The Woodrow Wilson Center Press
Communism on Tomorrow Street: Mass Housing and Everyday Life after Stalin
This fascinating and deeply researched book examines how, beginning under Khrushchev in 1953, a generation of Soviet citizens moved from the overcrowded communal dwellings of the Stalin era to modern single-family apartments, later dubbed khrushchevka. Arguing that moving to a separate apartment allowed ordinary urban dwellers to experience Khrushchev’s thaw, Steven E. Harris fundamentally shifts interpretation of the thaw, conventionally understood as an elite phenomenon.
Harris focuses on the many participants eager to benefit from and influence the new way of life embodied by the khrushchevka, its furniture, and its associated consumer goods. He examines activities of national and local politicians, planners, enterprise managers, workers, furniture designers and architects, elite organizations (centrally involved in creating cooperative housing), and ordinary urban dwellers. Communism on Tomorrow Street also demonstrates the relationship of Soviet mass housing and urban planning to international efforts at resolving the “housing question” that had been studied since the nineteenth century and led to housing developments in Western Europe, the United States, and Latin America as well as the USSR.
Steven E. Harris is an associate professor of history at the University of Mary Washington. He was a research scholar at the Wilson Center’s Kennan Institute in 2003–2004.
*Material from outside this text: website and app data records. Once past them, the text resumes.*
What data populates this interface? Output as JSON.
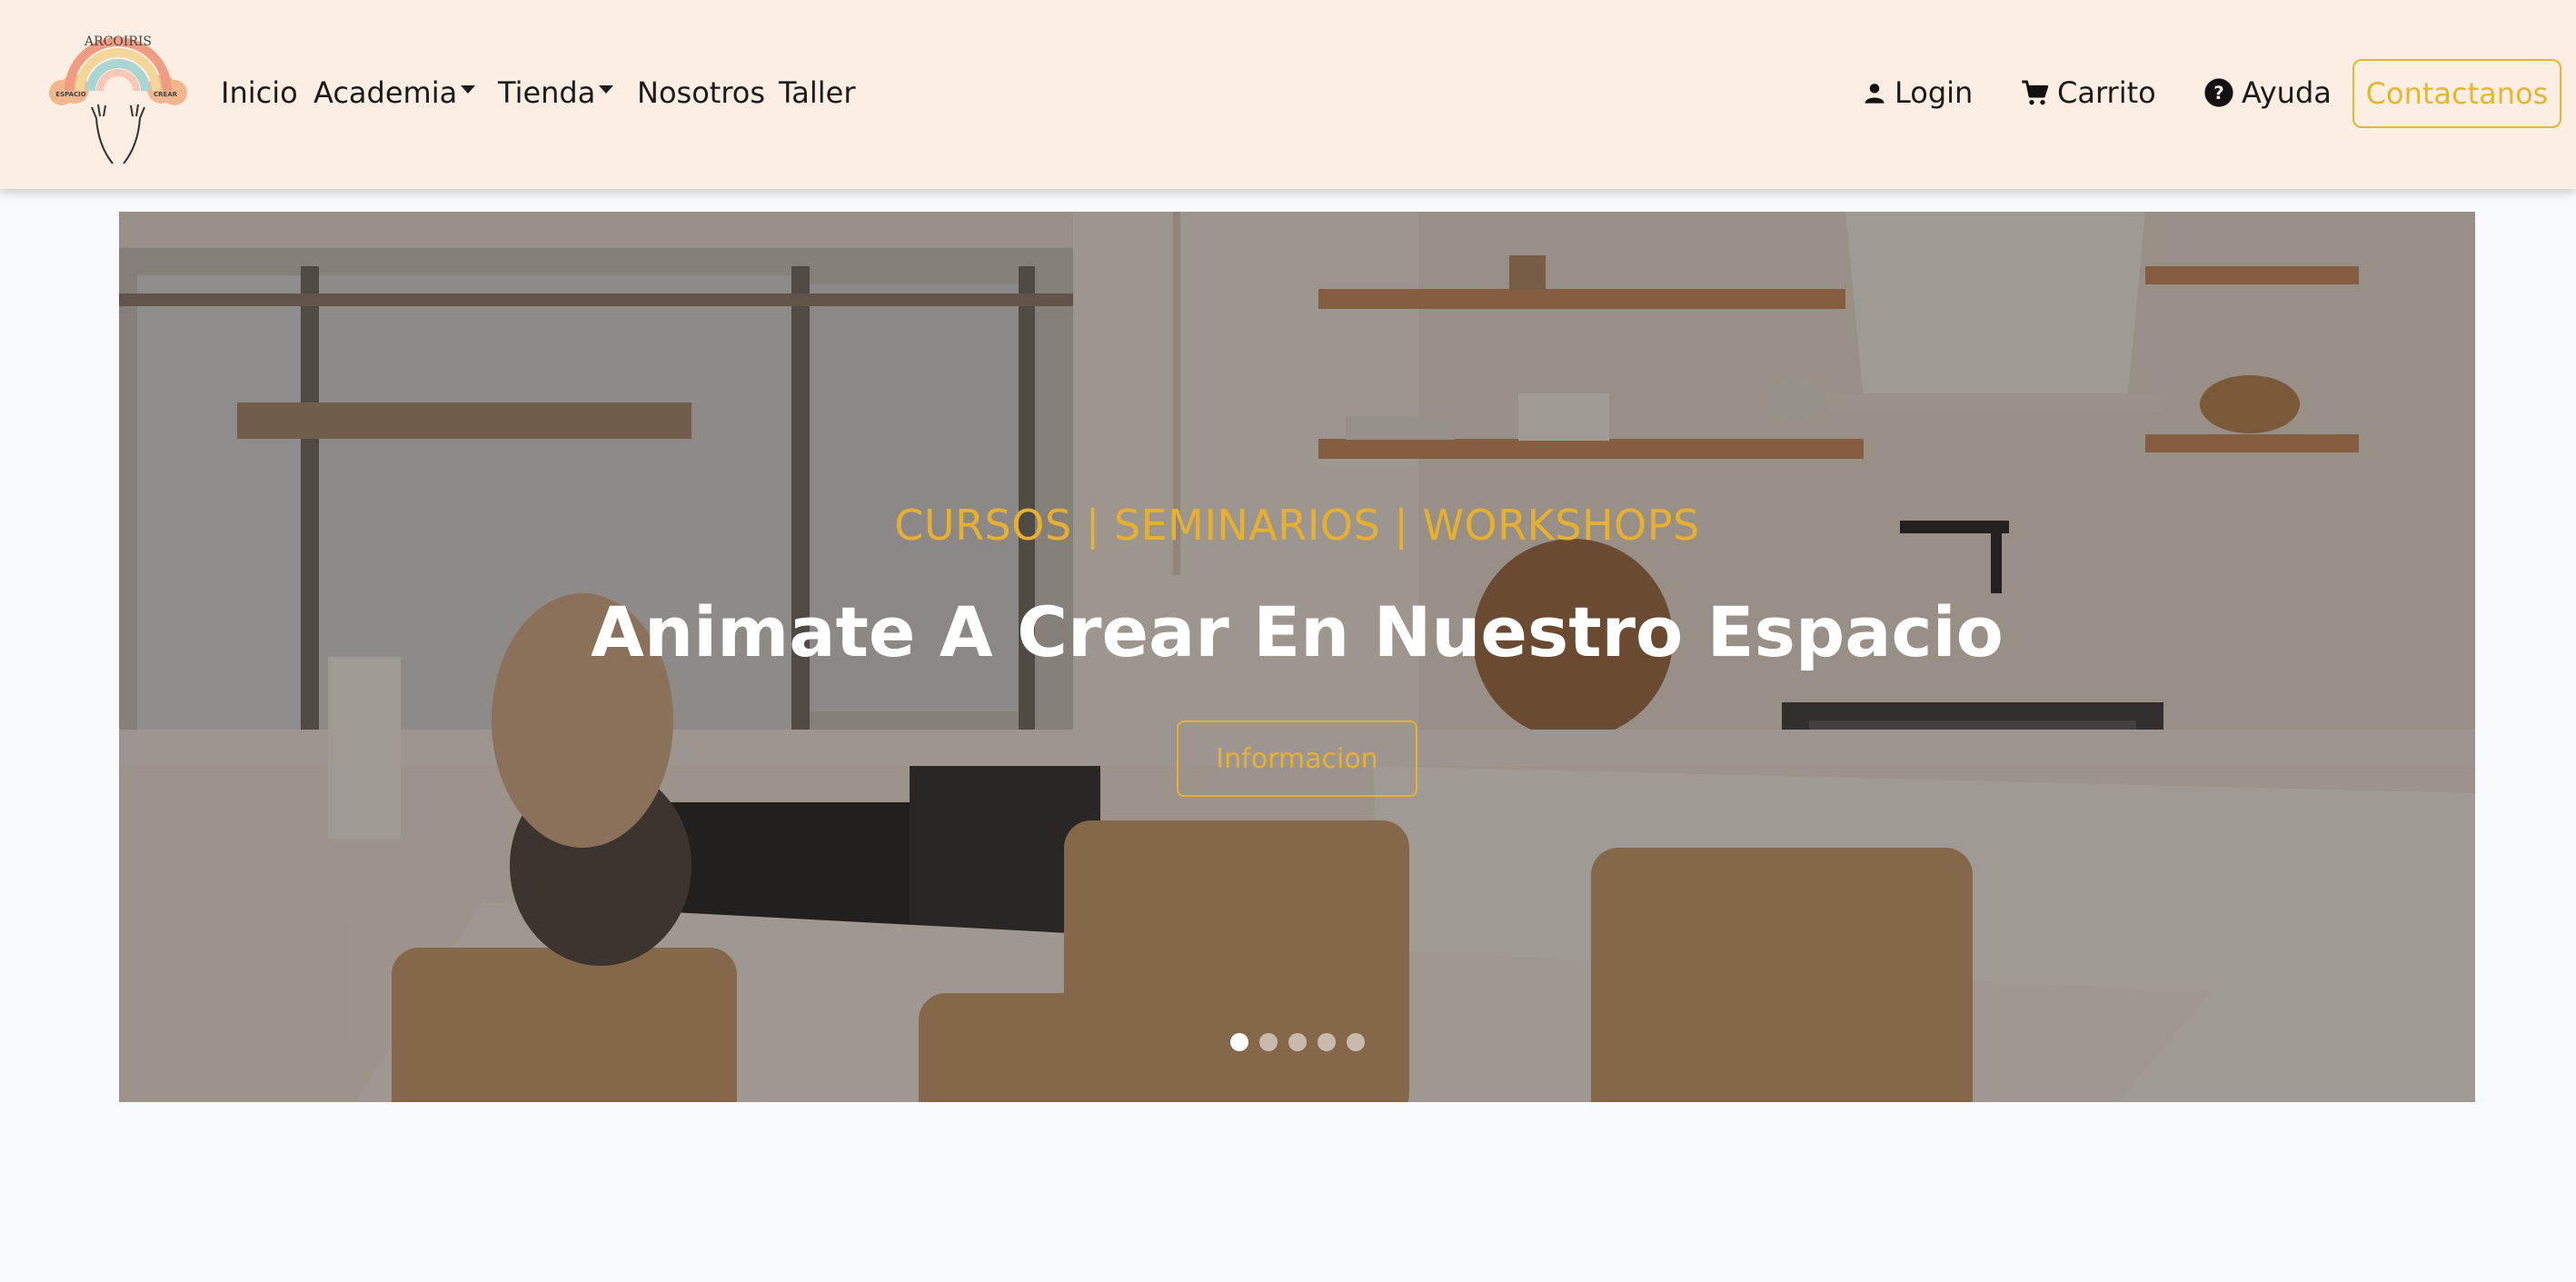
{
  "brand": {
    "logo_text_top": "ARCOIRIS",
    "logo_text_left": "ESPACIO",
    "logo_text_right": "CREAR"
  },
  "nav": {
    "inicio": "Inicio",
    "academia": "Academia",
    "tienda": "Tienda",
    "nosotros": "Nosotros",
    "taller": "Taller",
    "login": "Login",
    "carrito": "Carrito",
    "ayuda": "Ayuda",
    "contactanos": "Contactanos"
  },
  "icons": {
    "login": "user-icon",
    "carrito": "cart-icon",
    "ayuda": "help-circle-icon",
    "dropdown": "caret-down-icon"
  },
  "hero": {
    "subtitle": "CURSOS | SEMINARIOS | WORKSHOPS",
    "title": "Animate A Crear En Nuestro Espacio",
    "button": "Informacion",
    "slide_count": 5,
    "active_slide": 1
  },
  "colors": {
    "navbar_bg": "#fdeee3",
    "accent": "#e5b534",
    "page_bg": "#f8f9fb",
    "text": "#1b1b1b"
  }
}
What People are Saying
“Harris is the first historian to explore fully the role of Khrushchev era mass housing as a catalytic component of what party ideologues and Soviet citizens called the ‘communist way of life.’… A pathbreaking study of the ways Soviet citizens claimed positions of agency in late-socialist society, Communism on Tomorrow Street meticulously assembles responses collected from visitor books at exhibitions, public meetings, and housing department petitions to create a fine-grained account of what was known as the ‘the housing question,’ and how it was politicized—often in ways that differed sharply from the methods and message preferred by Khrushchev’s regime.”—Greg Castillo, University of California, Berkeley
“Harris does many things superbly in Communism on Tomorrow Street. His chief aim is to write a social history of Khrushchev’s mass housing campaign. He argues that movement to single-family apartments was the way most Soviet citizens experienced the thaw after Stalin. Harris thus challenges long-held assumptions about the centrality of the intelligentsia and high culture in the thaw. Moreover, he shows that the mass-housing campaign had many of the trappings of earlier, Stalinist campaigns, except in one crucial regard: it was non-violent. The result is a major contribution—written in elegant, accessible prose—to the emerging historiography of the post-Stalin period.”—Stephen Bittner, Sonoma State University
Introduction: Moving to the Separate Apartment
Part I. Making the Separate Apartment
1. The Soviet Path to Minimum Living Space and the Single-Family Apartment
2. Khrushchevka: The Soviet Answer to the Housing Question
Part II. Distributing Housing, Reordering Society
3. The Waiting List
4. Class and Mass Housing
Part III. Living and Consuming the Communist Way of Life
5. The Mass Housing Community
6. New Furniture
7. The Politics of Complaint
Conclusion: Soviet Citizens’ Answer to the Housing Question